A security researcher has developed an algorithm that exploits a flaw in a Facebook default privacy setting to obtain cell phone numbers linked to Facebook accounts and then get information associated with those accounts.
After discovering that the Who Can Find Me? feature on Facebook, which helps someone find a member of the social media company's community by typing in a phone number, defaulted to a public setting, software engineer Reza Moaiandin, co-founder of SALT.agency, created the algorithm that generated tens of thousands of phone numbers, which were then sent to a Facebook application programming interface (API). Moaiandin announced his findings, last Tuesday, on his company's blog.
What the researcher got back was numerous user profiles, each with an identification number that could be used to obtain information such as the user's full name, public profile information, phone make and messenger type, according to the Guardian. The API only sent publicly available information but Moaiandin said there is still room for abuse.
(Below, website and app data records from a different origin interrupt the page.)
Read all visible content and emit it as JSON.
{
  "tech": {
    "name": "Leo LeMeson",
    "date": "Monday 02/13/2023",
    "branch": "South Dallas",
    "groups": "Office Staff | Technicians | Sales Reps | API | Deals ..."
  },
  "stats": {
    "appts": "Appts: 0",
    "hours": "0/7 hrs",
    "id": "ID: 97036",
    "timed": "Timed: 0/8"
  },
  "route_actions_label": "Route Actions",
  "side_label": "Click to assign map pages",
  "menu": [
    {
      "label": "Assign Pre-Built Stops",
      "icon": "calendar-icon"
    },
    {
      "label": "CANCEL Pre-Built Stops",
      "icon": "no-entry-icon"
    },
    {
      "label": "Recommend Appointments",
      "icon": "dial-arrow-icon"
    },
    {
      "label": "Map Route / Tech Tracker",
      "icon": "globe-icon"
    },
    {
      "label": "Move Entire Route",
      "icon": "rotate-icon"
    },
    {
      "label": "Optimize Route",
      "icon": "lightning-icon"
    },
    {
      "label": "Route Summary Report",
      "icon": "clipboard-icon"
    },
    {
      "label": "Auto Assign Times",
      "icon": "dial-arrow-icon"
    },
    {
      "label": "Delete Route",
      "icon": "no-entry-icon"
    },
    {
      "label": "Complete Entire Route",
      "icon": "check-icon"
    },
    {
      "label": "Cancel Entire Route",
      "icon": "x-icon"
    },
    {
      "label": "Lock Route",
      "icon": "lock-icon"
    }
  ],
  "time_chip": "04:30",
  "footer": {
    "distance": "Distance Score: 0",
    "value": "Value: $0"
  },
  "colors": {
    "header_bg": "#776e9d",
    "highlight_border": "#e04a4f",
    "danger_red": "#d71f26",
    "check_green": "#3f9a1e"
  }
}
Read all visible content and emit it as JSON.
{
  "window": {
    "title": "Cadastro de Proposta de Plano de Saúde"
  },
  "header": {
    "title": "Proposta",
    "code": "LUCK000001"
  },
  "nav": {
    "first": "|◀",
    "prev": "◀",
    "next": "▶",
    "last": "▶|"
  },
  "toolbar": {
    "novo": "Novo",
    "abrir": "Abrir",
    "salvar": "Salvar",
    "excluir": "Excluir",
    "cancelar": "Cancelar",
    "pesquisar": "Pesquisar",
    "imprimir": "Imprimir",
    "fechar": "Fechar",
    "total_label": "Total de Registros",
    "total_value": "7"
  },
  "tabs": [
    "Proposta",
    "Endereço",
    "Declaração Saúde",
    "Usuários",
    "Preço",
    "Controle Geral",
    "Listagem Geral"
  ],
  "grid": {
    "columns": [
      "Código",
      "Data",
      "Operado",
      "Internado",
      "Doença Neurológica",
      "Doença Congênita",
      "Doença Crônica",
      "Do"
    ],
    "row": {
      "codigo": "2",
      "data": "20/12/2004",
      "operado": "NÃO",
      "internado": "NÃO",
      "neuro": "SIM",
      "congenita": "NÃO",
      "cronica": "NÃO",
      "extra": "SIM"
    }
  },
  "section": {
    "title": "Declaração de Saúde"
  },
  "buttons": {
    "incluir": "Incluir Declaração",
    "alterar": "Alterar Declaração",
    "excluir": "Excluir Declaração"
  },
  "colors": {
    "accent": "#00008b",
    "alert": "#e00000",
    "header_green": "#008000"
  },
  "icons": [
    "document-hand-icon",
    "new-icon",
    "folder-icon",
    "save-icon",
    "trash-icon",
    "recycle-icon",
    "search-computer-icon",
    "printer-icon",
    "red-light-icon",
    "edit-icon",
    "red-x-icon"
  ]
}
“A person with the right knowledge can harvest the non-private details of the users who allow public access to their phone numbers,” Moaiandin told SCMagazine.com via Monday email correspondence. He added that the attacker could then sell the information to make available for unsolicited calls.
The researcher was not able to access account information from accounts when user's had their phone number discovery to set to Non-public.
Moaiandin said in the blog that he alerted Facebook twice earlier this year through its bug bounty program but the social media company responded that it didn't consider the feature a vulnerability. Moaiandin also wrote that Facebook explained there are controls in place to monitor and mitigate abuse but the researcher says there are ways around these measures such as using multiple accounts.